That’s a lot to digest, so here’s a handy little guide.
* Avoid highly processed soy foods/ingredients like fake meats
* Choose fermented versions of soy like miso, tempeh, and soy sauce for best nutrition
* If you’re really into tofu then get the sprouted variety
* Don’t overdo it: you don’t need soy up in your business every single day. Mix it up with other beans and legumes and limit soy to a couple of portions per week
* Opt for organic and non-GMO varieties where poss
Now for the fun part! FOOD.
When I posted this pic on Insta, you guys went mad for it! Glad to finally share the recipe with you! What you need to know is that this recipe makes for a baller weekend brunch, but the leftovers also works well cold as a summer lunch or dinner alongside a lovely green salad. The recipe calls for tempeh but you could sub tofu if you fancied.
Roasted Tomato, Kale and Herb Tempeh Scramble
- 1.5 C cherry tomatoes, halved
- Vegetable broth
- 1 sweet onion, chopped
- 2 cloves garlic, minced
- 3T fresh herbs, finely chopped
- 2 packages organic tempeh, grated with a cheese grater
- 1T unsweetened dairy-free milk (I used coconut)
- 2-3 T nutritional yeast
- 2 cups Kale (I used mixed curly/lacinto/purple), destemmed and finely chopped.
- Hot sauce for serving
- Preheat your oven to 200*C/400*F. Line a baking sheet with parchment paper and place tomatoes cut side up on top. Sprinkle with salt and pepper and a very light coating of coconut oil (I used the spray version). Pop in the oven and roast for 30 mins or so. Give them a little stir halfway through.

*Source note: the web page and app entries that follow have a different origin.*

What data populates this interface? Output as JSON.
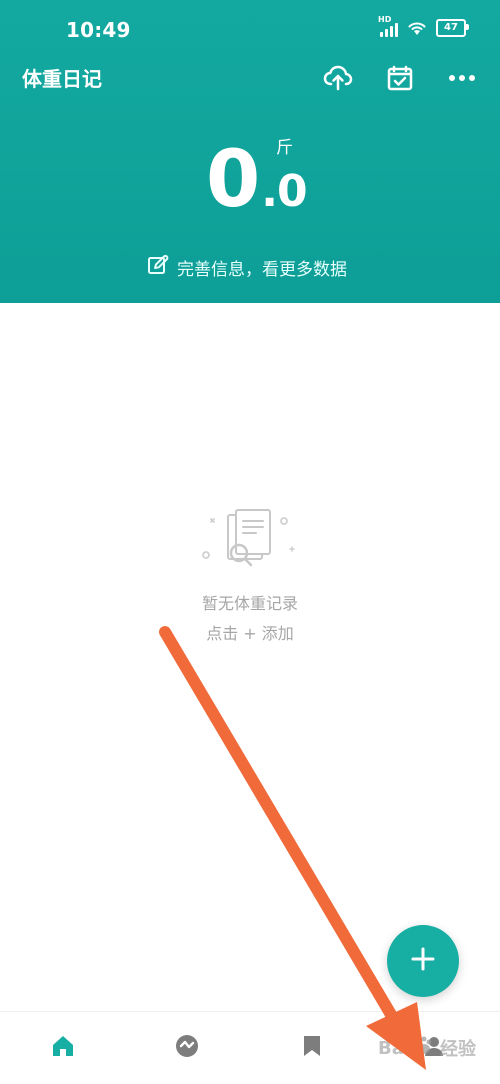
{
  "status_bar": {
    "time": "10:49",
    "network_badge": "HD",
    "battery": "47"
  },
  "header": {
    "title": "体重日记",
    "actions": {
      "cloud_upload_icon": "cloud-upload-icon",
      "calendar_check_icon": "calendar-check-icon",
      "more_icon": "more-icon"
    },
    "weight_integer": "0",
    "weight_decimal": ".0",
    "unit": "斤",
    "info_link": "完善信息，看更多数据"
  },
  "empty_state": {
    "title": "暂无体重记录",
    "hint": "点击 + 添加"
  },
  "fab": {
    "icon": "plus-icon"
  },
  "bottom_nav": {
    "items": [
      {
        "icon": "home-icon",
        "active": true
      },
      {
        "icon": "trend-icon",
        "active": false
      },
      {
        "icon": "bookmark-icon",
        "active": false
      },
      {
        "icon": "profile-icon",
        "active": false
      }
    ]
  },
  "watermark": {
    "text": "Bai",
    "suffix": "经验"
  },
  "colors": {
    "brand": "#13a9a0",
    "arrow": "#f06a3a"
  }
}
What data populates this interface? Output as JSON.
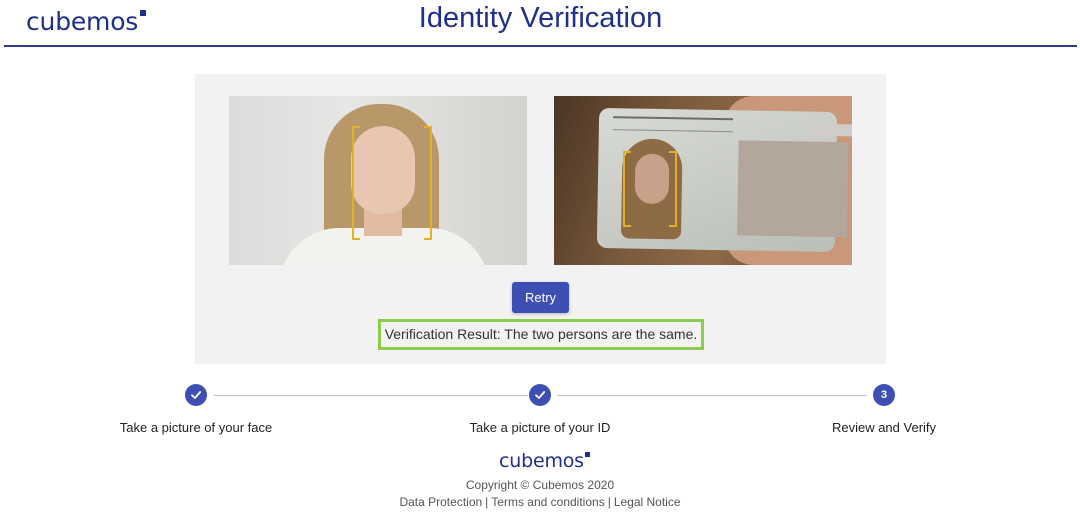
{
  "header": {
    "logo_text": "cubemos",
    "title": "Identity Verification"
  },
  "verification": {
    "face_photo_icon": "face-photo",
    "id_photo_icon": "id-card-photo",
    "retry_label": "Retry",
    "result_text": "Verification Result: The two persons are the same."
  },
  "stepper": {
    "steps": [
      {
        "label": "Take a picture of your face",
        "status": "completed",
        "icon": "check-icon"
      },
      {
        "label": "Take a picture of your ID",
        "status": "completed",
        "icon": "check-icon"
      },
      {
        "label": "Review and Verify",
        "status": "active",
        "number": "3"
      }
    ]
  },
  "footer": {
    "logo_text": "cubemos",
    "copyright": "Copyright © Cubemos 2020",
    "links": [
      "Data Protection",
      "Terms and conditions",
      "Legal Notice"
    ],
    "separator": "|"
  },
  "colors": {
    "brand": "#1f2f8e",
    "button": "#3d4fb2",
    "result_border": "#8bcb4d",
    "detection_box": "#e2b12a",
    "panel_bg": "#f2f2f2"
  }
}
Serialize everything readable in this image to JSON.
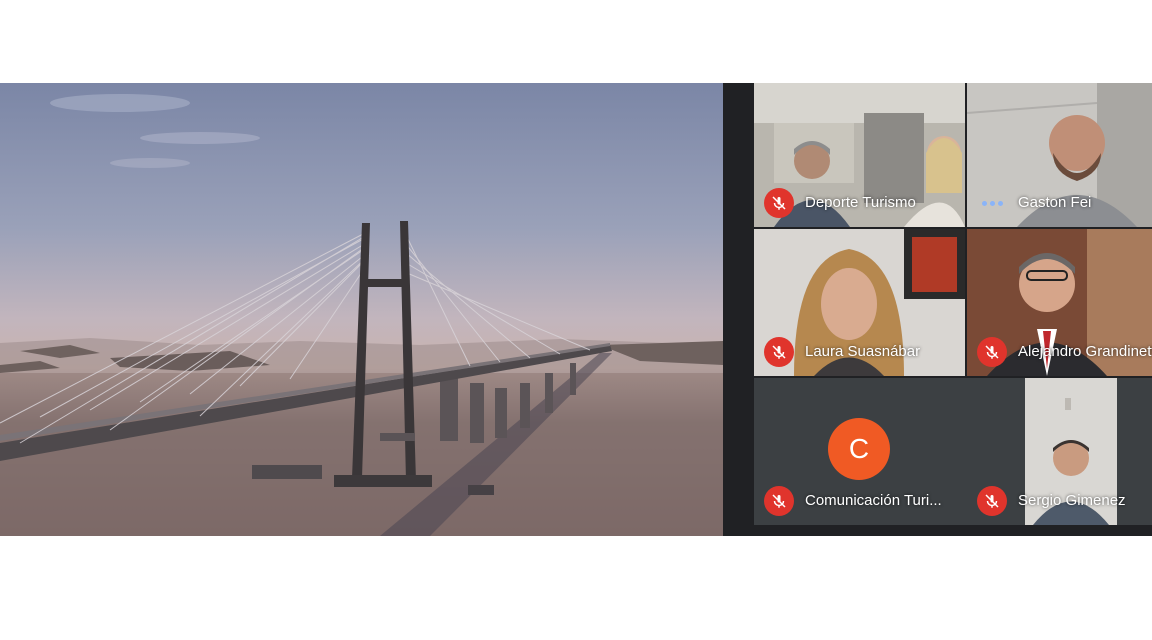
{
  "meeting": {
    "presentation": {
      "content": "bridge-video",
      "label": ""
    },
    "participants": [
      {
        "name": "Deporte Turismo",
        "status": "muted"
      },
      {
        "name": "Gaston Fei",
        "status": "speaking"
      },
      {
        "name": "Laura Suasnábar",
        "status": "muted"
      },
      {
        "name": "Alejandro Grandinetti",
        "status": "muted"
      },
      {
        "name": "Comunicación Turi...",
        "status": "muted",
        "avatar_letter": "C",
        "avatar_color": "#f05a24"
      },
      {
        "name": "Sergio Gimenez",
        "status": "muted"
      }
    ]
  },
  "colors": {
    "muted_badge": "#e0342c",
    "speaking_dots": "#8ab4f8",
    "background": "#202124"
  },
  "icons": [
    "mic-off-icon",
    "speaking-indicator-icon"
  ]
}
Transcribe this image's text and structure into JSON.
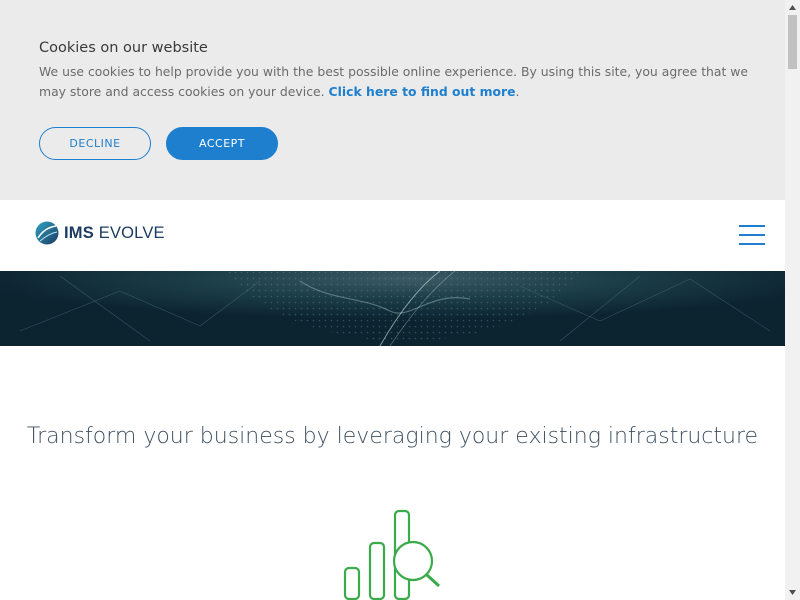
{
  "cookie_banner": {
    "title": "Cookies on our website",
    "text": "We use cookies to help provide you with the best possible online experience. By using this site, you agree that we may store and access cookies on your device.",
    "link": "Click here to find out more",
    "decline_label": "DECLINE",
    "accept_label": "ACCEPT"
  },
  "header": {
    "logo_bold": "IMS",
    "logo_light": "EVOLVE",
    "menu_icon": "hamburger-menu-icon"
  },
  "hero": {
    "image": "globe-network-banner"
  },
  "main": {
    "headline": "Transform your business by leveraging your existing infrastructure",
    "feature_icon": "bar-chart-magnifier-icon"
  },
  "colors": {
    "accent": "#1e7fce",
    "banner_bg": "#ebebeb",
    "icon_green": "#3aaa4a",
    "logo_navy": "#1c3c62",
    "hero_bg": "#0f2a37"
  }
}
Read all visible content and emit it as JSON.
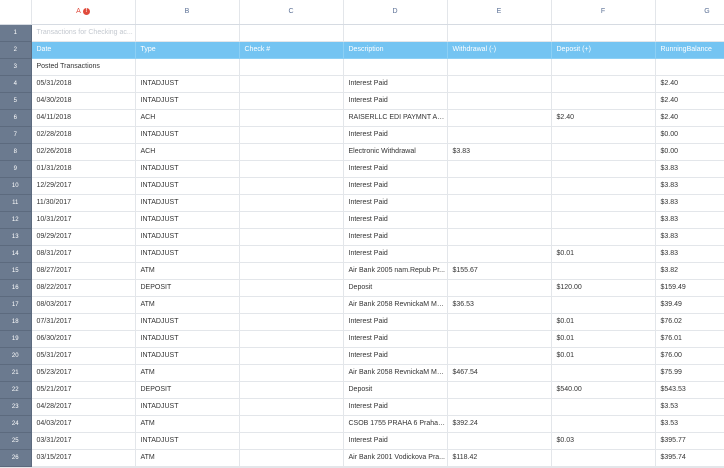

- While the tomatoes are roasting, heat a little vegetable broth in a cast-iron skillet over a medium heat, probably around, 1/2 C or so. Have more to hand incase you need to deglaze the pan. Once the broth is simmering, add onions and cook for 7-10 minutes until translucent and slightly browned, adding more broth as necessary. Add garlic and cook for an additional minute. Add the herbs and tempeh and mix well. Allow to cook through for a few minutes before adding the milk and nutritional yeast. Stir in the chopped kale and season with salt and pepper. Stir in the freshly roasted tomatoes just before serving (you might want to keep a few to garnish with if you're serving straight from the skillet like I did in the pics above). Add a few glugs of hot sauce and enjoy!
- I made mine with oregano, rosemary, and sage, because that's what was available at the Farmers' market that day but you could use whichever ones you prefer.
- To get the kale into such teeny tiny pieces, I add it to my vitamix while the blades are running and it smashes it up into kale confetti for me. Can probably also be done in a normal blender.
Adapted from Edible Perspective
Peaches and Greens http://peaches-and-greens.com/
Thanks for all the love on last week’s post. Not sure if it was the lists or the shameless selfies you liked more, but expect another edition of ‘That’s my Jam’ next month!